Worker/Task Handler

Any struct can be passed as a handler it implements below interface:

type Handler interface {
	Do(ctx context.Context, payload []byte) error

A function type HandlerFunc also can pass as handler.

type HandlerFunc func(ctx context.Context, payload []byte) error

func (h HandlerFunc) Do(ctx context.Context, payload []byte) error {
	return h(ctx, payload)

Register The Handlers

// Register task handler from Server side
server.Register(taskName, handler)
server.Register(taskName, handlerFunc)

Send Task

Sending task using Cogman API:

if err := cogman.SendTask(*task, handler); err != nil {

// If a task handler is already registered, you can pass nil.
if err := cogman.SendTask(*task, nil); err != nil {

Sending task using Cogman Client/Server:

// Sending task from client
if err := client.SendTask(task); err != nil {
    return err


Cogman queue type:

- High_Priority_Queue [default Queue]  
- Low_Priority_Queue  [lazy Queue]

There are two types queues that Cogman maintains. Default & Lazy queue.
High priority tasks would be pushed to default queue and low priority task would be pushed to lazy queue.
The number of each type of queues can be set by client/server through configuration.
Queue won't be lost after any sort of connection interruption.
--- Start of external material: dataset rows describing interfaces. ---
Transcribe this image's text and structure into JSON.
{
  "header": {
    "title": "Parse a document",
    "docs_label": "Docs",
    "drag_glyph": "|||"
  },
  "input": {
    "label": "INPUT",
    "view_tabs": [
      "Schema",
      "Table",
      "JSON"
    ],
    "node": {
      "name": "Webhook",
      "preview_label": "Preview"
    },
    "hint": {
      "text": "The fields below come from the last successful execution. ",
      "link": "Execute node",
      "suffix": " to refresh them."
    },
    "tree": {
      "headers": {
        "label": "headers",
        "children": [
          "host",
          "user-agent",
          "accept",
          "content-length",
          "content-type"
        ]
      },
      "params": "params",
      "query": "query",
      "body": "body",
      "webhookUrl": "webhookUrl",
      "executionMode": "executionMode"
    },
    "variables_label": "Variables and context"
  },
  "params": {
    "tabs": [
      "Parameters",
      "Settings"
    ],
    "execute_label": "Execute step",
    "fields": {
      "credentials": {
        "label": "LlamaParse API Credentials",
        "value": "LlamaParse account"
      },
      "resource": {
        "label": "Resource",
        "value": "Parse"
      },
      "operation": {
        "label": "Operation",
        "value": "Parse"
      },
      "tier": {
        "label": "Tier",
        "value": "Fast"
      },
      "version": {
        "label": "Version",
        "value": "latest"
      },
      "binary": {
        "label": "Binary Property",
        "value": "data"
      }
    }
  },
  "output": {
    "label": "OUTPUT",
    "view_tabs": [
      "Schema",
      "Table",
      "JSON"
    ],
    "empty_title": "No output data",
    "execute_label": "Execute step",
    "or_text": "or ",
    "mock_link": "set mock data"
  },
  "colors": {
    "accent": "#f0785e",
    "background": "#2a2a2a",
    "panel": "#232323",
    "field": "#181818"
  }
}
Cogman Client & Server both handles reconnection. If the client loses connection, it can still take tasks,
and those will be processed immediate after Cogman client gets back the connection.
After Server reconnects, it will start to consume tasks without losing any task.


Re-enqueue feature to recover all the initiated task those are lost for connection error.
If client somehow loses the amqp connection, Cogman can still take the task in offline.
All offline task will be re-queue after connection re-established.
Cogman fetches all the offline tasks from mongo logs, and re-initiate them. Mongo connection required here.
For re-enqueuing, task retry count would not change.

Feature Comparison

Comparison among the other job/task process runner.

Feature Cogman Machinery
Backend redis/mongo redis
Delayed jobs
Concurrent client/server
Rest API